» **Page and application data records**
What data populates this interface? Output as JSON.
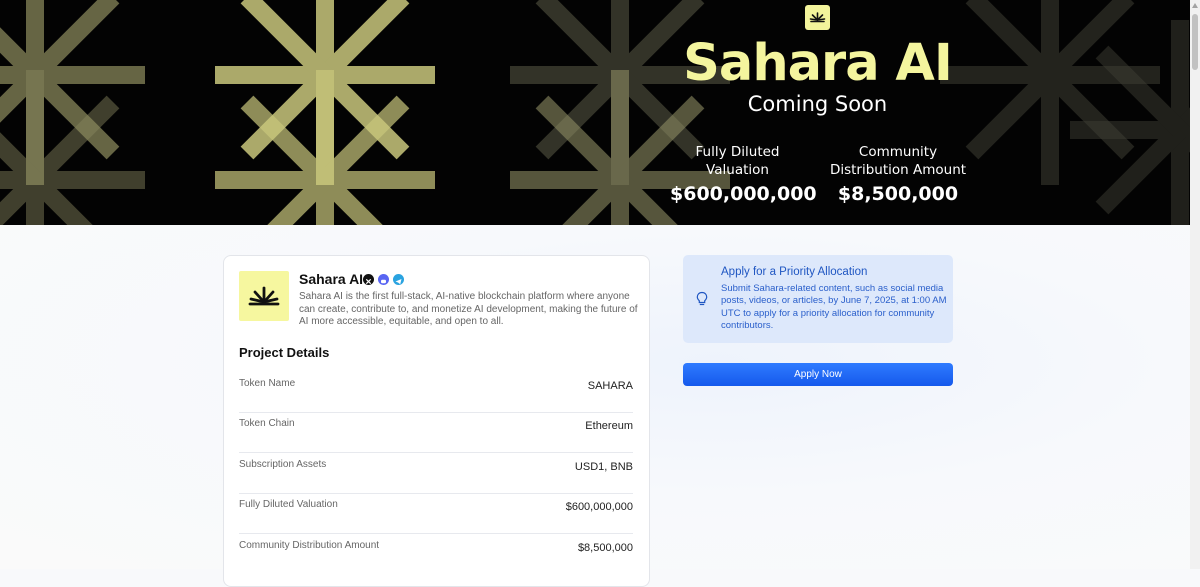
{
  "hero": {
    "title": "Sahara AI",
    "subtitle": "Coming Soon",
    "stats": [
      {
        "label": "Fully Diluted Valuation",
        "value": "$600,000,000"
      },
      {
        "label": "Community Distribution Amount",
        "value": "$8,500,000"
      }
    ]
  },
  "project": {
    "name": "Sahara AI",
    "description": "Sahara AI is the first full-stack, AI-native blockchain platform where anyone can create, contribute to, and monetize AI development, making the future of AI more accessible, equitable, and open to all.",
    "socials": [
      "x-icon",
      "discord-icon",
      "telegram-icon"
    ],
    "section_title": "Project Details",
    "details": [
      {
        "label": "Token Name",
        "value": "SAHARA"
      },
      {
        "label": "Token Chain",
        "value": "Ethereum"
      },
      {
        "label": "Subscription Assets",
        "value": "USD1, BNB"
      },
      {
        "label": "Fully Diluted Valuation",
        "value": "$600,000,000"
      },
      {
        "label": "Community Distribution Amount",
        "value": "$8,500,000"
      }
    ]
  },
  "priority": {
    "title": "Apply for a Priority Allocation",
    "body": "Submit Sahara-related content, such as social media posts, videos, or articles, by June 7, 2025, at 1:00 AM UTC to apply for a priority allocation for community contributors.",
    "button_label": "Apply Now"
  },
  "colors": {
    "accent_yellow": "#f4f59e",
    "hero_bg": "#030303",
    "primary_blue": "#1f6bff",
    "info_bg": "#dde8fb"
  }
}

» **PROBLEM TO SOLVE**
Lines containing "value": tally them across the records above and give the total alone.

» **RESULT OF THE EXERCISE**
7